(Your instructions)
Could you please retype all of the data below exactly?

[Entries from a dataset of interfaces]
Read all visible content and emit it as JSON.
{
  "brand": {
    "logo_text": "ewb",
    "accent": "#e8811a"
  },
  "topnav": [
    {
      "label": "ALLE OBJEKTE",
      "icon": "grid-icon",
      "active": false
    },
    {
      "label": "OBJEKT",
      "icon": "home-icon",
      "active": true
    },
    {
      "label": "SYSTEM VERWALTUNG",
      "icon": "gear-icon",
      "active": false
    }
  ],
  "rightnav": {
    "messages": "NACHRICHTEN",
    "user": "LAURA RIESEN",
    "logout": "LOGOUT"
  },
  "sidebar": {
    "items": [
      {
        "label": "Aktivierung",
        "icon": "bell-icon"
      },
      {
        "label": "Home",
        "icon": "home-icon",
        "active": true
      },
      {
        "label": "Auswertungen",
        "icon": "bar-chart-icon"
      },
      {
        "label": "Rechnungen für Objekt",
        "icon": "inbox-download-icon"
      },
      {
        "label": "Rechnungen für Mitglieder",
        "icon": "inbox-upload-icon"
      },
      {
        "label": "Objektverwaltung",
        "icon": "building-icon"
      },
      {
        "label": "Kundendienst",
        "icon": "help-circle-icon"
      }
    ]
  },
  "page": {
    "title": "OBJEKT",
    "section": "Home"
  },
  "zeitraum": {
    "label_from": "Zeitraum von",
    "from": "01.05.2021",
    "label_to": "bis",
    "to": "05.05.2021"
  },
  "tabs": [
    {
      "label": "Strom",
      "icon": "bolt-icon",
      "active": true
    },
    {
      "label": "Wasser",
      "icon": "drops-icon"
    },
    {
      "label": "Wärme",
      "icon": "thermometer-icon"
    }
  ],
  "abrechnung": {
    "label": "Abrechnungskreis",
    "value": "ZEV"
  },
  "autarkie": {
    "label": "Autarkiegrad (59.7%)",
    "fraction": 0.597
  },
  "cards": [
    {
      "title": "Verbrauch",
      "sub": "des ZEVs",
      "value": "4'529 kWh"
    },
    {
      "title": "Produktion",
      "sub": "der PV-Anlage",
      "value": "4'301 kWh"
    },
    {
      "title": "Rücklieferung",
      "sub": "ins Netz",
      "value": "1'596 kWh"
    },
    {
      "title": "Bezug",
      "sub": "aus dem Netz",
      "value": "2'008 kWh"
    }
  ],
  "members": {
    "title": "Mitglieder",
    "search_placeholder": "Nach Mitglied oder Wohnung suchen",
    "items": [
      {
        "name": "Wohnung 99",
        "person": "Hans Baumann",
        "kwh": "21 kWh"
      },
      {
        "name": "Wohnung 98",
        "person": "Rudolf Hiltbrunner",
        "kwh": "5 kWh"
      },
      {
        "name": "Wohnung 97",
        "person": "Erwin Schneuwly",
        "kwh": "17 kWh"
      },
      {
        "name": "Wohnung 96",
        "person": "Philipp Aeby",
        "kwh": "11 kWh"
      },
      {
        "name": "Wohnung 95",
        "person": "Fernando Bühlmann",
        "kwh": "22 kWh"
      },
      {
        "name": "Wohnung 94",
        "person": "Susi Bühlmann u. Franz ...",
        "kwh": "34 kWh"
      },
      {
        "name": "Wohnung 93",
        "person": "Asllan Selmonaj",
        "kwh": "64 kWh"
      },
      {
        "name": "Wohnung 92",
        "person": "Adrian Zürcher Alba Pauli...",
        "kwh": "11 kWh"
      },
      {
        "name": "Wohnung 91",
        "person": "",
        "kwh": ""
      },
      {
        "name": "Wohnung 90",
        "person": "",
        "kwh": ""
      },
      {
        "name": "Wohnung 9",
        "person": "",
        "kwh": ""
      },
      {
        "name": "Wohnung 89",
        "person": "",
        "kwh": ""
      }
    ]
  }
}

(Task response)
Read all visible content and emit it as JSON.
{
  "brand": {
    "logo_text": "ewb",
    "accent": "#e8811a"
  },
  "topnav": [
    {
      "label": "ALLE OBJEKTE",
      "icon": "grid-icon",
      "active": false
    },
    {
      "label": "OBJEKT",
      "icon": "home-icon",
      "active": true
    },
    {
      "label": "SYSTEM VERWALTUNG",
      "icon": "gear-icon",
      "active": false
    }
  ],
  "rightnav": {
    "messages": "NACHRICHTEN",
    "user": "LAURA RIESEN",
    "logout": "LOGOUT"
  },
  "sidebar": {
    "items": [
      {
        "label": "Aktivierung",
        "icon": "bell-icon"
      },
      {
        "label": "Home",
        "icon": "home-icon",
        "active": true
      },
      {
        "label": "Auswertungen",
        "icon": "bar-chart-icon"
      },
      {
        "label": "Rechnungen für Objekt",
        "icon": "inbox-download-icon"
      },
      {
        "label": "Rechnungen für Mitglieder",
        "icon": "inbox-upload-icon"
      },
      {
        "label": "Objektverwaltung",
        "icon": "building-icon"
      },
      {
        "label": "Kundendienst",
        "icon": "help-circle-icon"
      }
    ]
  },
  "page": {
    "title": "OBJEKT",
    "section": "Home"
  },
  "zeitraum": {
    "label_from": "Zeitraum von",
    "from": "01.05.2021",
    "label_to": "bis",
    "to": "05.05.2021"
  },
  "tabs": [
    {
      "label": "Strom",
      "icon": "bolt-icon",
      "active": true
    },
    {
      "label": "Wasser",
      "icon": "drops-icon"
    },
    {
      "label": "Wärme",
      "icon": "thermometer-icon"
    }
  ],
  "abrechnung": {
    "label": "Abrechnungskreis",
    "value": "ZEV"
  },
  "autarkie": {
    "label": "Autarkiegrad (59.7%)",
    "fraction": 0.597
  },
  "cards": [
    {
      "title": "Verbrauch",
      "sub": "des ZEVs",
      "value": "4'529 kWh"
    },
    {
      "title": "Produktion",
      "sub": "der PV-Anlage",
      "value": "4'301 kWh"
    },
    {
      "title": "Rücklieferung",
      "sub": "ins Netz",
      "value": "1'596 kWh"
    },
    {
      "title": "Bezug",
      "sub": "aus dem Netz",
      "value": "2'008 kWh"
    }
  ],
  "members": {
    "title": "Mitglieder",
    "search_placeholder": "Nach Mitglied oder Wohnung suchen",
    "items": [
      {
        "name": "Wohnung 99",
        "person": "Hans Baumann",
        "kwh": "21 kWh"
      },
      {
        "name": "Wohnung 98",
        "person": "Rudolf Hiltbrunner",
        "kwh": "5 kWh"
      },
      {
        "name": "Wohnung 97",
        "person": "Erwin Schneuwly",
        "kwh": "17 kWh"
      },
      {
        "name": "Wohnung 96",
        "person": "Philipp Aeby",
        "kwh": "11 kWh"
      },
      {
        "name": "Wohnung 95",
        "person": "Fernando Bühlmann",
        "kwh": "22 kWh"
      },
      {
        "name": "Wohnung 94",
        "person": "Susi Bühlmann u. Franz ...",
        "kwh": "34 kWh"
      },
      {
        "name": "Wohnung 93",
        "person": "Asllan Selmonaj",
        "kwh": "64 kWh"
      },
      {
        "name": "Wohnung 92",
        "person": "Adrian Zürcher Alba Pauli...",
        "kwh": "11 kWh"
      },
      {
        "name": "Wohnung 91",
        "person": "",
        "kwh": ""
      },
      {
        "name": "Wohnung 90",
        "person": "",
        "kwh": ""
      },
      {
        "name": "Wohnung 9",
        "person": "",
        "kwh": ""
      },
      {
        "name": "Wohnung 89",
        "person": "",
        "kwh": ""
      }
    ]
  }
}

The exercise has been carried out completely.